BEGIN PROVIDED ENTRIES

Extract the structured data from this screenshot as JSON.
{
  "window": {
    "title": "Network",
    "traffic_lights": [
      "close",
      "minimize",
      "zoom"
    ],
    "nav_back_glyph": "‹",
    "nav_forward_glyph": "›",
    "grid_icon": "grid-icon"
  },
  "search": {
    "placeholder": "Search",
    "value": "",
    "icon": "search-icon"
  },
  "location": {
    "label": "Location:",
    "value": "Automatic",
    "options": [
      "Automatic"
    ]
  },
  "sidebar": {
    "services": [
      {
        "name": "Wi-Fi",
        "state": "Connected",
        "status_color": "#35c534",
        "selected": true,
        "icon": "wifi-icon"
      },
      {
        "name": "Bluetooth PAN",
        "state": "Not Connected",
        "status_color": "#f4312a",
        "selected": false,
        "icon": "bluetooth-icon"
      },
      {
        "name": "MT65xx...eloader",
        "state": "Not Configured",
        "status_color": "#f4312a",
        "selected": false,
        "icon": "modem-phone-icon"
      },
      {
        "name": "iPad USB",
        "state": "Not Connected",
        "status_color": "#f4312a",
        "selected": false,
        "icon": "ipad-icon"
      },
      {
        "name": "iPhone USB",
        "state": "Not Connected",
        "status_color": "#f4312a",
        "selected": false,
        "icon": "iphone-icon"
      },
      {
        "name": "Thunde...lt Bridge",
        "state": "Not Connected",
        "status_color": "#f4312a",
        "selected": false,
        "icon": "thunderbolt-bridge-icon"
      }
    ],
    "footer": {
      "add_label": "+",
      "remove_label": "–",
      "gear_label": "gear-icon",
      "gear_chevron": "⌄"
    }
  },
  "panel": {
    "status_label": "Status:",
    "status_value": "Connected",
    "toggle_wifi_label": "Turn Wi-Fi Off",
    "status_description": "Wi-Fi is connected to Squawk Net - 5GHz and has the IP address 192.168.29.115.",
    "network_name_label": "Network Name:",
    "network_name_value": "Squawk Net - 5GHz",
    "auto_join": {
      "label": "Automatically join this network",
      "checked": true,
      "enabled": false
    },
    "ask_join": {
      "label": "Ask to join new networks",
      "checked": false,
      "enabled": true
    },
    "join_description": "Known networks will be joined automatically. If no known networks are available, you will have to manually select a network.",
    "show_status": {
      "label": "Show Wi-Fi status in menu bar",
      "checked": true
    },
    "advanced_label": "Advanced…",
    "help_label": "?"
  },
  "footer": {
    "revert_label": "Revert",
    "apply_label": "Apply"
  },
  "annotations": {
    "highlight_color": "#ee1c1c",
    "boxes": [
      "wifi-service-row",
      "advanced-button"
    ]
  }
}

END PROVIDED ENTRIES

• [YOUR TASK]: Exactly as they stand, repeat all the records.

• [ANSWER FOR THIS EXERCISE]:
Extract the structured data from this screenshot as JSON.
{
  "window": {
    "title": "Network",
    "traffic_lights": [
      "close",
      "minimize",
      "zoom"
    ],
    "nav_back_glyph": "‹",
    "nav_forward_glyph": "›",
    "grid_icon": "grid-icon"
  },
  "search": {
    "placeholder": "Search",
    "value": "",
    "icon": "search-icon"
  },
  "location": {
    "label": "Location:",
    "value": "Automatic",
    "options": [
      "Automatic"
    ]
  },
  "sidebar": {
    "services": [
      {
        "name": "Wi-Fi",
        "state": "Connected",
        "status_color": "#35c534",
        "selected": true,
        "icon": "wifi-icon"
      },
      {
        "name": "Bluetooth PAN",
        "state": "Not Connected",
        "status_color": "#f4312a",
        "selected": false,
        "icon": "bluetooth-icon"
      },
      {
        "name": "MT65xx...eloader",
        "state": "Not Configured",
        "status_color": "#f4312a",
        "selected": false,
        "icon": "modem-phone-icon"
      },
      {
        "name": "iPad USB",
        "state": "Not Connected",
        "status_color": "#f4312a",
        "selected": false,
        "icon": "ipad-icon"
      },
      {
        "name": "iPhone USB",
        "state": "Not Connected",
        "status_color": "#f4312a",
        "selected": false,
        "icon": "iphone-icon"
      },
      {
        "name": "Thunde...lt Bridge",
        "state": "Not Connected",
        "status_color": "#f4312a",
        "selected": false,
        "icon": "thunderbolt-bridge-icon"
      }
    ],
    "footer": {
      "add_label": "+",
      "remove_label": "–",
      "gear_label": "gear-icon",
      "gear_chevron": "⌄"
    }
  },
  "panel": {
    "status_label": "Status:",
    "status_value": "Connected",
    "toggle_wifi_label": "Turn Wi-Fi Off",
    "status_description": "Wi-Fi is connected to Squawk Net - 5GHz and has the IP address 192.168.29.115.",
    "network_name_label": "Network Name:",
    "network_name_value": "Squawk Net - 5GHz",
    "auto_join": {
      "label": "Automatically join this network",
      "checked": true,
      "enabled": false
    },
    "ask_join": {
      "label": "Ask to join new networks",
      "checked": false,
      "enabled": true
    },
    "join_description": "Known networks will be joined automatically. If no known networks are available, you will have to manually select a network.",
    "show_status": {
      "label": "Show Wi-Fi status in menu bar",
      "checked": true
    },
    "advanced_label": "Advanced…",
    "help_label": "?"
  },
  "footer": {
    "revert_label": "Revert",
    "apply_label": "Apply"
  },
  "annotations": {
    "highlight_color": "#ee1c1c",
    "boxes": [
      "wifi-service-row",
      "advanced-button"
    ]
  }
}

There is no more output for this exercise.